Charlemagne - Holy Roman Conqueror
Anne McElvoy is joined in Aachen, Germany, by Prof Rosamond McKitterick to explore how Charlemagne managed to run his vast empire.
In the second of three programmes, Anne McElvoy explores the challenges of governing the peoples of Europe across three of the continent's great empires ...and the parallels today.
The second leg of Anne's journey through Europe takes her to Aachen in Germany. Aachen today lies at a crossroads of the continent, a mile or two from both modern-day Belgium and the Netherlands; once it was, as Aix-la-Chapelle, part of France. And in the late 700s AD it was the capital of Europe, of the Holy Roman Empire founded by the Emperor Charles 1st, Karolus Magnus, better known as Charlemagne.

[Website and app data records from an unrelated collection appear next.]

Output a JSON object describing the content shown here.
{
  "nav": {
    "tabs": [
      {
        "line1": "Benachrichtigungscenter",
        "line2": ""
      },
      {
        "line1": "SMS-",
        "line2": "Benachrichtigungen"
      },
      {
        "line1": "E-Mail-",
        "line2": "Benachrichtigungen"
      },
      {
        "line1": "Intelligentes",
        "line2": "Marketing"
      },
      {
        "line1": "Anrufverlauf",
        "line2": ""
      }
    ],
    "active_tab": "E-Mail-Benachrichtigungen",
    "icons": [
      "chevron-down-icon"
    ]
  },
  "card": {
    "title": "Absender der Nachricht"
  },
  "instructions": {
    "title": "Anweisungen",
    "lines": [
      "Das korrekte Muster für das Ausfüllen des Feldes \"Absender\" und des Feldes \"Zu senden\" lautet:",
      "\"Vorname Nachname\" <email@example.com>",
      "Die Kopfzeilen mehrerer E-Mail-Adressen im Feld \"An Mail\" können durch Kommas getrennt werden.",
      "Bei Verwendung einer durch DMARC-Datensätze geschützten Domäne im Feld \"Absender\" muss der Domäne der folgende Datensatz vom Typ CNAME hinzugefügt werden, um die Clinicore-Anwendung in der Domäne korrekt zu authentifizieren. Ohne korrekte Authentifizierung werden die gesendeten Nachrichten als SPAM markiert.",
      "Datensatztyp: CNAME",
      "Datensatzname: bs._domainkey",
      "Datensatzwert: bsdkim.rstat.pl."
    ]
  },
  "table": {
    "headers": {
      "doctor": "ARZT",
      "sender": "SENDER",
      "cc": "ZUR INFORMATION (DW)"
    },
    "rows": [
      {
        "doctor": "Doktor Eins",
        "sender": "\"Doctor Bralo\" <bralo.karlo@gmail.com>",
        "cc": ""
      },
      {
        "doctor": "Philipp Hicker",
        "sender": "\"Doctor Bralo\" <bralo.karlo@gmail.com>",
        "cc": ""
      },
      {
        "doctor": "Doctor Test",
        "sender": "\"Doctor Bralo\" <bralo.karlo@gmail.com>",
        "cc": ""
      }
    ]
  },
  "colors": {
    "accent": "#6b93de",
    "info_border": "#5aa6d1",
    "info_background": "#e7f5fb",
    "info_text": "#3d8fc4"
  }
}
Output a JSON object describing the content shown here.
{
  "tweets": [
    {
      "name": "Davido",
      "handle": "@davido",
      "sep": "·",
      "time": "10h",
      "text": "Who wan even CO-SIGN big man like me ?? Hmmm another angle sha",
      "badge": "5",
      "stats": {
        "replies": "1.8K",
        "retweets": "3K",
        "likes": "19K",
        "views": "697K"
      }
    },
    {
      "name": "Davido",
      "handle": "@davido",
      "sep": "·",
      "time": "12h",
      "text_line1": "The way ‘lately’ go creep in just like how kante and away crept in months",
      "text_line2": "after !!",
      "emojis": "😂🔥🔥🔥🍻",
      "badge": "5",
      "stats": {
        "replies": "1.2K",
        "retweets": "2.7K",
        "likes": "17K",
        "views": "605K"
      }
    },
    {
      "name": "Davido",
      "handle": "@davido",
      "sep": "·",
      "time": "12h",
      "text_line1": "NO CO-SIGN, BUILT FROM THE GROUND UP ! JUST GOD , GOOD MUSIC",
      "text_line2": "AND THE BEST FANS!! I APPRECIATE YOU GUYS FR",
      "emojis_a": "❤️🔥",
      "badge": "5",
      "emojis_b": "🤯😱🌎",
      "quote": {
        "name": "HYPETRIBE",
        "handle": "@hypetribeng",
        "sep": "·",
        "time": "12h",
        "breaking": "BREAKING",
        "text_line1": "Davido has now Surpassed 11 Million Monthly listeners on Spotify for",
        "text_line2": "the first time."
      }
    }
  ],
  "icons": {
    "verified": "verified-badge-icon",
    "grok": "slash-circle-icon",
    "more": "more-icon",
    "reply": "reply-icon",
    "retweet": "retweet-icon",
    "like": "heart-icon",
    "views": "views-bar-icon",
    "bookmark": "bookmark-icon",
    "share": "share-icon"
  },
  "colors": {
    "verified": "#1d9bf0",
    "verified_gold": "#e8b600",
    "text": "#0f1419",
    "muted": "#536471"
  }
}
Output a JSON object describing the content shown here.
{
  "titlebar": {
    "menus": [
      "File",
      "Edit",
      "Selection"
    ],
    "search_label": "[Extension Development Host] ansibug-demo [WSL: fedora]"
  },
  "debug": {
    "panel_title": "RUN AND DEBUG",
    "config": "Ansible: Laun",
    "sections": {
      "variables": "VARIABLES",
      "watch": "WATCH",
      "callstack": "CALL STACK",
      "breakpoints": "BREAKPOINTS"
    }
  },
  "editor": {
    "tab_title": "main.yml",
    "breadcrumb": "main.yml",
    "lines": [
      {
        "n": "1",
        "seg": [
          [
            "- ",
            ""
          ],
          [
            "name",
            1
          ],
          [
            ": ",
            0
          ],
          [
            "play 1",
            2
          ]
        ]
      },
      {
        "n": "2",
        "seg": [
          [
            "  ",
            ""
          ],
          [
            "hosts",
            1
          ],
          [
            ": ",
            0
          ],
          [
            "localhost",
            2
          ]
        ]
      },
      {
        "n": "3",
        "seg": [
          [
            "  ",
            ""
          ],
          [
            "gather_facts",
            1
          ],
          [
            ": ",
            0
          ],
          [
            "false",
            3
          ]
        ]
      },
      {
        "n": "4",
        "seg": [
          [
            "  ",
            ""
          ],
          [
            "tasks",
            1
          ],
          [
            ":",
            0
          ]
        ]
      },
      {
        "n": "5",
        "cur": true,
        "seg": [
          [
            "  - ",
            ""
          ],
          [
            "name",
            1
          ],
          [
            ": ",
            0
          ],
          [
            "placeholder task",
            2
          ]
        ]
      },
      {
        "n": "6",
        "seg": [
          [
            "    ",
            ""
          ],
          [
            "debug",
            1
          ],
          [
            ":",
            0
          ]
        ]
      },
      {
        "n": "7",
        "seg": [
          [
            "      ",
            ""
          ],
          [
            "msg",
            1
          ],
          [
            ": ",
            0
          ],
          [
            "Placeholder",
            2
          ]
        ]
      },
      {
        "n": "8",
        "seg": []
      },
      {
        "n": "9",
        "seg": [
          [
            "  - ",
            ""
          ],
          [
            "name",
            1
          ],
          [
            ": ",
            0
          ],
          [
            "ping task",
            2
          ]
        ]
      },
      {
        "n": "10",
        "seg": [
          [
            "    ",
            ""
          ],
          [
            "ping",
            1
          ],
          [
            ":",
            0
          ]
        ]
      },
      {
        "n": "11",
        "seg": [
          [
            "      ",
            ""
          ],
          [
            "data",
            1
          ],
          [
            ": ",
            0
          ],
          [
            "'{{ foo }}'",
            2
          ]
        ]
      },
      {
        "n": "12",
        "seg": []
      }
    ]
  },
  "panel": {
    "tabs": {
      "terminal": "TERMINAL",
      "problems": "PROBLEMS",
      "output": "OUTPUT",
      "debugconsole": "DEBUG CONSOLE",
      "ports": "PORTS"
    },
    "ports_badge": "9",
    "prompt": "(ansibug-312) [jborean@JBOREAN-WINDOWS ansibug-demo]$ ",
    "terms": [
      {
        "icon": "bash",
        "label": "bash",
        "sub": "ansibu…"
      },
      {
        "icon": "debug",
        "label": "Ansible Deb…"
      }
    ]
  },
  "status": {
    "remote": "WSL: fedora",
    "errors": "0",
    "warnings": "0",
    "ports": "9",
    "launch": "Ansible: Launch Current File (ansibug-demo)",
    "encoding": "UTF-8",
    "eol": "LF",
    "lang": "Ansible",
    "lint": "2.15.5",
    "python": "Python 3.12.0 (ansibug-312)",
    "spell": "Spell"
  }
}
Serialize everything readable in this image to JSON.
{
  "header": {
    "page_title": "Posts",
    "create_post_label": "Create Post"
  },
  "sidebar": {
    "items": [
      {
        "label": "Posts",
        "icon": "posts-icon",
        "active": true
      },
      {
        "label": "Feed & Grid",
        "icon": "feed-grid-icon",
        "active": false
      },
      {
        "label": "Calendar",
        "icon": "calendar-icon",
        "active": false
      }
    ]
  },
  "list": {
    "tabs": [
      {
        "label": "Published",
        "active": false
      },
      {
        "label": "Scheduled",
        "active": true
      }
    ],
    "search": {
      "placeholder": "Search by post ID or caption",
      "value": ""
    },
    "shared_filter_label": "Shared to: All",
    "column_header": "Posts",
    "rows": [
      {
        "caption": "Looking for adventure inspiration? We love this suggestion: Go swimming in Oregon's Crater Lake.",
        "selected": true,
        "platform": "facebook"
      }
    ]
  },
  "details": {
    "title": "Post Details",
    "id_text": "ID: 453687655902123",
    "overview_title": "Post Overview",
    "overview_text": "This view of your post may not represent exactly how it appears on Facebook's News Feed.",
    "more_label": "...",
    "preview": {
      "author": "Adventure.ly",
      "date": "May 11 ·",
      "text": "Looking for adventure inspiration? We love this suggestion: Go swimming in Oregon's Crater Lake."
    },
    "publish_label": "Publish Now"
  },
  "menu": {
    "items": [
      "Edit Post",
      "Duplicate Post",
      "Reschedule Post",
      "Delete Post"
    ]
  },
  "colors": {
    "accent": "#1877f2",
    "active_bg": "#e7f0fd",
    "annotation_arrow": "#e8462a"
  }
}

Anne McElvoy is joined in Aachen by Professor Rosamond McKitterick of Cambridge University to visit the Palatine chapel, all that remains of Charles's imperial palace and containing the rough-hewn stone throne of the Carolingian Emperors. There too they explore how Charlemagne managed to run his vast empire, and discover whether some of the challenges faced by those today whose job it is to bring Europe together had parallels twelve hundred years ago.
Hymned in literature's Song of Roland as the hero of the battle of Roncevalles, Charlemagne had dominion far from his own lands of Austrasia, of which Aachen was the capital. Stretching from Aquitaine in the west, to the Spanish Marches in the south and as far south east as Rome, his conquests gave him a formidable empire, united by Charlemagne's Christian faith - he was Holy Roman Emperor, crowned by the Pope - by learning and culture which he encouraged, and by Carolingian coinage. So to what extent do these unifying characteristics from 800AD have equivalents in the Europe of Angela Merkel, David Cameron and the euro-crisis?
Producers Simon Elmes & Georgia Catt.
- Mon 22 Apr 2013 20:00